Royal Philips (NYSE:PHG) said today new research reports that non-invasive ventilation is a key part of a multi-faceted interventional approach to reduce readmission rates among chronic obstructive pulmonary disease patients.
The study, supported by Philips and published in the Journal of Clinical Sleep Medicine, examined COPD patients hospitalized 2+ times a year who transitioned to patient management programs that included noninvasive positive pressure ventilation, Philips said.
Study results from the 397-patient trial indicated that after switching to patient management programs and receiving NIPPV treatments, readmission rate was reduced by 97% over 12 months, Philips said. Patients in the study received treatment form Philips Respironics Trilogy 100, the company said.
“The results of this are more critical now more than ever, given the industry’s increased focus on the high cost of chronic diseases and the need to reduce the re-hospitalization of COPD patients. The use of Trilogy in this COPD management program is just 1 example of our ability to work with an innovative homecare provider partner to achieve a new kind of COPD care management model that connects and supports the clinician, caregiver, home care provider and the patient at every point along the patient care path,” Philips Respironics vice president Eli Diacopoulos said in prepared remarks.
The cost for COPD patient hospital stays in the U.S. is approximately $29.5 billion, according to Philips, with 30-day readmission rates as high as 22.6%. Readmissions among patients in the trial dropped from 100% in the year before intervention to 2.2% the following year.

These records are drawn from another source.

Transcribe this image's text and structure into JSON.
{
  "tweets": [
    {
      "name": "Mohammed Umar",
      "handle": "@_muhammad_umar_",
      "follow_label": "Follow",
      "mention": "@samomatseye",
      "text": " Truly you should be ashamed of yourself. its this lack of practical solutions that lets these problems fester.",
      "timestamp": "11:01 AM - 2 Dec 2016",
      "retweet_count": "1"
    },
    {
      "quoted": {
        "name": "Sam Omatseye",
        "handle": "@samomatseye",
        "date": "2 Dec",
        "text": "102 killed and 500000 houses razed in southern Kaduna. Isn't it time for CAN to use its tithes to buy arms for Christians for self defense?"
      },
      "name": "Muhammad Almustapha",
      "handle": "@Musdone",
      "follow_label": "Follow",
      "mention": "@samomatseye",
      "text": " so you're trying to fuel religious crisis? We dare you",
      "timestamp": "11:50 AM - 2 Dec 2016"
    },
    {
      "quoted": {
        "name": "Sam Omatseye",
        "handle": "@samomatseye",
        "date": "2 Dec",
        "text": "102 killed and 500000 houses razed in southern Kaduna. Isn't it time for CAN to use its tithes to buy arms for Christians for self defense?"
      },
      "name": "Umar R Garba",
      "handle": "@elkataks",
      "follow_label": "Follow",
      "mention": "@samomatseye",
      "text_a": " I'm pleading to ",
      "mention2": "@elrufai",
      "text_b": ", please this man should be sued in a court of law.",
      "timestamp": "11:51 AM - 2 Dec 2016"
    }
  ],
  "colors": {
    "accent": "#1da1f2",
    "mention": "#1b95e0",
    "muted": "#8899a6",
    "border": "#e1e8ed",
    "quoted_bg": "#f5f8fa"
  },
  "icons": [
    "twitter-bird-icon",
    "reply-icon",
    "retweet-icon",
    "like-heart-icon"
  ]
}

“The results of this study indicate that Philips Trilogy with an advanced mode of ventilation AVAPs-AE therapy – in combination with respiratory therapist-led care, medication reconciliation and adequate provision of oxygen therapy – assisted in stabilizing the respiratory condition of patients with COPD. Such better management of the COPD condition allows health systems to not only significantly reduce readmissions and the associated high costs, but also improve the quality of life for some of its most complex patients,” Barnes Healthcare Services director of ventilation management Amy Day said in a press release.
In addition to NIPPV treatment, patients in managed treatment received RT-led respiratory care, medication reconciliation, appropriate oxygen therapy initiation, and patient education, according to the study.
“This study holds promise in how a multi-faceted intervention could assist health systems in significantly improving the care of the patients with advanced stage COPD in their home. The results indicate that patients placed on this advanced mode of non-invasive ventilation, combined with an in-home care program, can reduce hospitalizations and subsequently reduce healthcare utilization. This study is a good foundation to build from and to further validate,” Dr. Sairam Parthasarathy of the University Medical Center Tucson said in a prepared statement.